*** EXTRACTED MATERIAL ***

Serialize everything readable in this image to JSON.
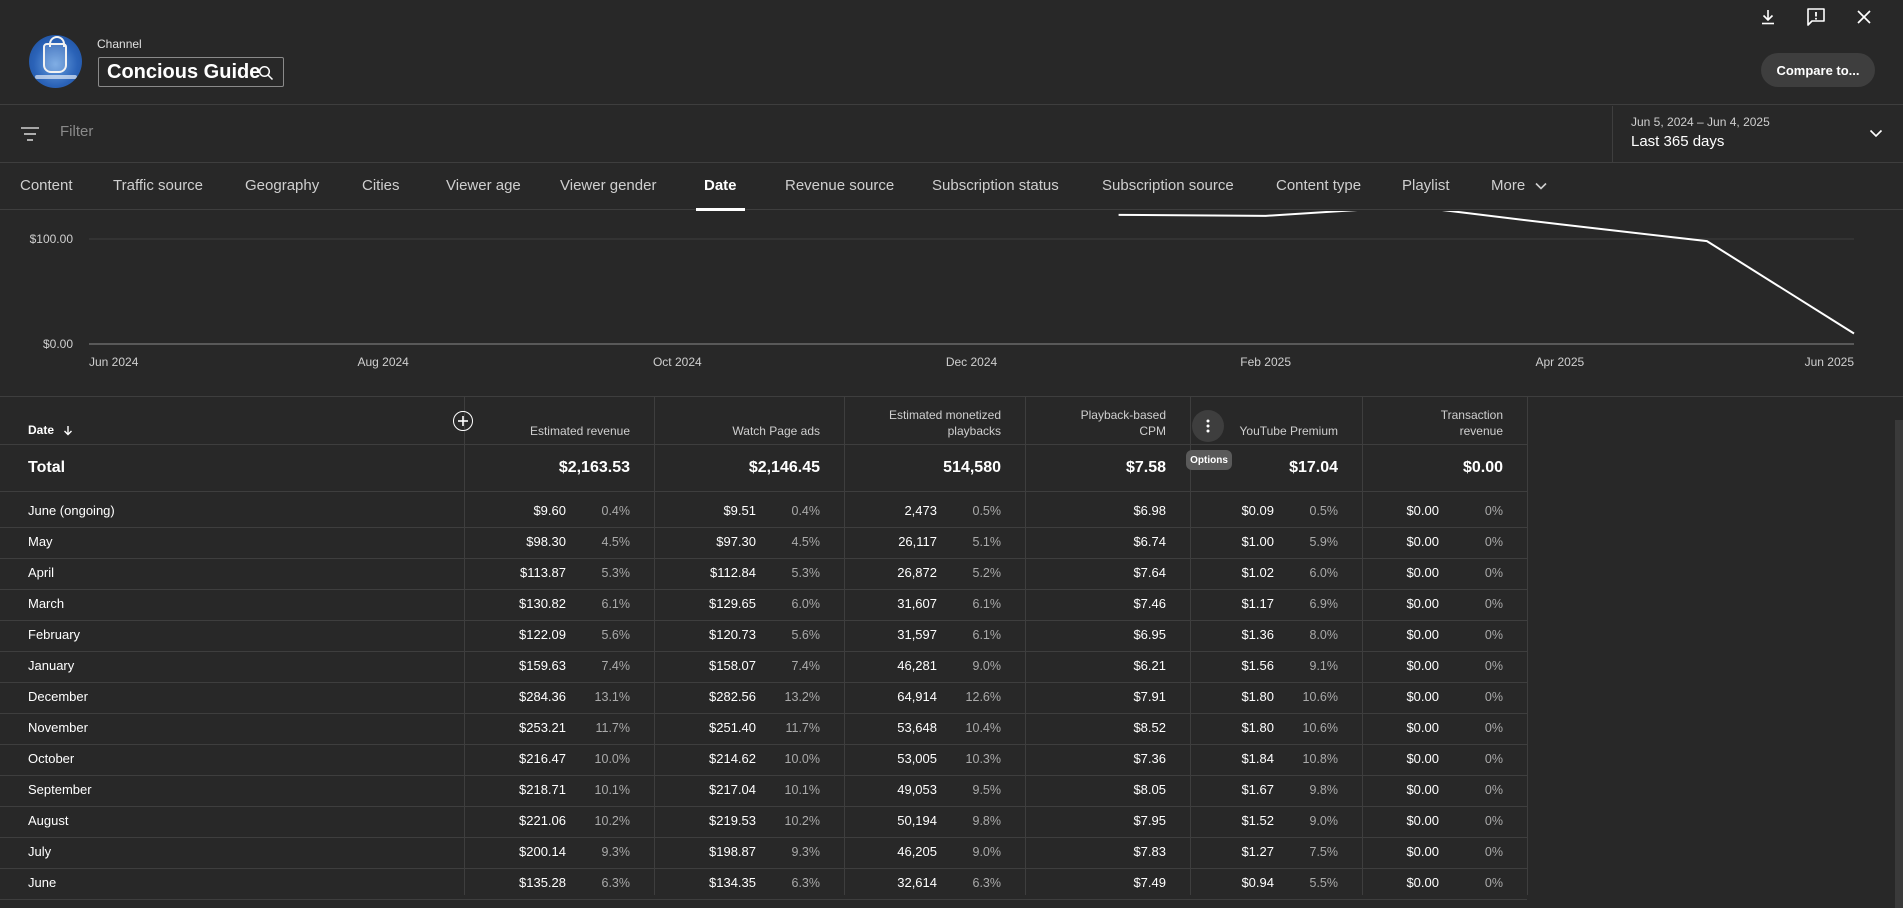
{
  "header": {
    "channel_label": "Channel",
    "channel_name": "Concious Guide",
    "compare_label": "Compare to..."
  },
  "filter": {
    "placeholder": "Filter",
    "date_range_sub": "Jun 5, 2024 – Jun 4, 2025",
    "date_range_main": "Last 365 days"
  },
  "tabs": [
    {
      "label": "Content"
    },
    {
      "label": "Traffic source"
    },
    {
      "label": "Geography"
    },
    {
      "label": "Cities"
    },
    {
      "label": "Viewer age"
    },
    {
      "label": "Viewer gender"
    },
    {
      "label": "Date",
      "active": true
    },
    {
      "label": "Revenue source"
    },
    {
      "label": "Subscription status"
    },
    {
      "label": "Subscription source"
    },
    {
      "label": "Content type"
    },
    {
      "label": "Playlist"
    },
    {
      "label": "More"
    }
  ],
  "chart_data": {
    "type": "line",
    "y_tick_labels": [
      "$100.00",
      "$0.00"
    ],
    "x_tick_labels": [
      "Jun 2024",
      "Aug 2024",
      "Oct 2024",
      "Dec 2024",
      "Feb 2025",
      "Apr 2025",
      "Jun 2025"
    ],
    "visible_points": [
      {
        "x": "Jan 2025",
        "y": 123
      },
      {
        "x": "Feb 2025",
        "y": 122
      },
      {
        "x": "Mar 2025",
        "y": 131
      },
      {
        "x": "Apr 2025",
        "y": 114
      },
      {
        "x": "May 2025",
        "y": 98
      },
      {
        "x": "Jun 2025",
        "y": 10
      }
    ],
    "ylim": [
      0,
      130
    ]
  },
  "table": {
    "headers": {
      "date": "Date",
      "estimated_revenue": "Estimated revenue",
      "watch_page_ads": "Watch Page ads",
      "monetized_playbacks_line1": "Estimated monetized",
      "monetized_playbacks_line2": "playbacks",
      "cpm_line1": "Playback-based",
      "cpm_line2": "CPM",
      "youtube_premium": "YouTube Premium",
      "transaction_line1": "Transaction",
      "transaction_line2": "revenue"
    },
    "options_tooltip": "Options",
    "total": {
      "label": "Total",
      "estimated_revenue": "$2,163.53",
      "watch_page_ads": "$2,146.45",
      "monetized_playbacks": "514,580",
      "cpm": "$7.58",
      "youtube_premium": "$17.04",
      "transaction_revenue": "$0.00"
    },
    "rows": [
      {
        "date": "June (ongoing)",
        "rev": "$9.60",
        "rev_pct": "0.4%",
        "wpa": "$9.51",
        "wpa_pct": "0.4%",
        "mp": "2,473",
        "mp_pct": "0.5%",
        "cpm": "$6.98",
        "ytp": "$0.09",
        "ytp_pct": "0.5%",
        "tr": "$0.00",
        "tr_pct": "0%"
      },
      {
        "date": "May",
        "rev": "$98.30",
        "rev_pct": "4.5%",
        "wpa": "$97.30",
        "wpa_pct": "4.5%",
        "mp": "26,117",
        "mp_pct": "5.1%",
        "cpm": "$6.74",
        "ytp": "$1.00",
        "ytp_pct": "5.9%",
        "tr": "$0.00",
        "tr_pct": "0%"
      },
      {
        "date": "April",
        "rev": "$113.87",
        "rev_pct": "5.3%",
        "wpa": "$112.84",
        "wpa_pct": "5.3%",
        "mp": "26,872",
        "mp_pct": "5.2%",
        "cpm": "$7.64",
        "ytp": "$1.02",
        "ytp_pct": "6.0%",
        "tr": "$0.00",
        "tr_pct": "0%"
      },
      {
        "date": "March",
        "rev": "$130.82",
        "rev_pct": "6.1%",
        "wpa": "$129.65",
        "wpa_pct": "6.0%",
        "mp": "31,607",
        "mp_pct": "6.1%",
        "cpm": "$7.46",
        "ytp": "$1.17",
        "ytp_pct": "6.9%",
        "tr": "$0.00",
        "tr_pct": "0%"
      },
      {
        "date": "February",
        "rev": "$122.09",
        "rev_pct": "5.6%",
        "wpa": "$120.73",
        "wpa_pct": "5.6%",
        "mp": "31,597",
        "mp_pct": "6.1%",
        "cpm": "$6.95",
        "ytp": "$1.36",
        "ytp_pct": "8.0%",
        "tr": "$0.00",
        "tr_pct": "0%"
      },
      {
        "date": "January",
        "rev": "$159.63",
        "rev_pct": "7.4%",
        "wpa": "$158.07",
        "wpa_pct": "7.4%",
        "mp": "46,281",
        "mp_pct": "9.0%",
        "cpm": "$6.21",
        "ytp": "$1.56",
        "ytp_pct": "9.1%",
        "tr": "$0.00",
        "tr_pct": "0%"
      },
      {
        "date": "December",
        "rev": "$284.36",
        "rev_pct": "13.1%",
        "wpa": "$282.56",
        "wpa_pct": "13.2%",
        "mp": "64,914",
        "mp_pct": "12.6%",
        "cpm": "$7.91",
        "ytp": "$1.80",
        "ytp_pct": "10.6%",
        "tr": "$0.00",
        "tr_pct": "0%"
      },
      {
        "date": "November",
        "rev": "$253.21",
        "rev_pct": "11.7%",
        "wpa": "$251.40",
        "wpa_pct": "11.7%",
        "mp": "53,648",
        "mp_pct": "10.4%",
        "cpm": "$8.52",
        "ytp": "$1.80",
        "ytp_pct": "10.6%",
        "tr": "$0.00",
        "tr_pct": "0%"
      },
      {
        "date": "October",
        "rev": "$216.47",
        "rev_pct": "10.0%",
        "wpa": "$214.62",
        "wpa_pct": "10.0%",
        "mp": "53,005",
        "mp_pct": "10.3%",
        "cpm": "$7.36",
        "ytp": "$1.84",
        "ytp_pct": "10.8%",
        "tr": "$0.00",
        "tr_pct": "0%"
      },
      {
        "date": "September",
        "rev": "$218.71",
        "rev_pct": "10.1%",
        "wpa": "$217.04",
        "wpa_pct": "10.1%",
        "mp": "49,053",
        "mp_pct": "9.5%",
        "cpm": "$8.05",
        "ytp": "$1.67",
        "ytp_pct": "9.8%",
        "tr": "$0.00",
        "tr_pct": "0%"
      },
      {
        "date": "August",
        "rev": "$221.06",
        "rev_pct": "10.2%",
        "wpa": "$219.53",
        "wpa_pct": "10.2%",
        "mp": "50,194",
        "mp_pct": "9.8%",
        "cpm": "$7.95",
        "ytp": "$1.52",
        "ytp_pct": "9.0%",
        "tr": "$0.00",
        "tr_pct": "0%"
      },
      {
        "date": "July",
        "rev": "$200.14",
        "rev_pct": "9.3%",
        "wpa": "$198.87",
        "wpa_pct": "9.3%",
        "mp": "46,205",
        "mp_pct": "9.0%",
        "cpm": "$7.83",
        "ytp": "$1.27",
        "ytp_pct": "7.5%",
        "tr": "$0.00",
        "tr_pct": "0%"
      },
      {
        "date": "June",
        "rev": "$135.28",
        "rev_pct": "6.3%",
        "wpa": "$134.35",
        "wpa_pct": "6.3%",
        "mp": "32,614",
        "mp_pct": "6.3%",
        "cpm": "$7.49",
        "ytp": "$0.94",
        "ytp_pct": "5.5%",
        "tr": "$0.00",
        "tr_pct": "0%"
      }
    ]
  },
  "icons": {
    "download": "download-icon",
    "feedback": "feedback-icon",
    "close": "close-icon",
    "search": "search-icon",
    "filter": "filter-icon",
    "chevron": "chevron-down-icon",
    "options": "more-vert-icon",
    "add_column": "add-circle-icon"
  },
  "colors": {
    "background": "#282828",
    "text": "#ffffff",
    "muted": "#aaaaaa",
    "divider": "#3e3e3e"
  }
}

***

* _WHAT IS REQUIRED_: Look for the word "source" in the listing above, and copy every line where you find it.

* _TASK ANSWER_:
      "label": "Traffic source"
      "label": "Revenue source"
      "label": "Subscription source"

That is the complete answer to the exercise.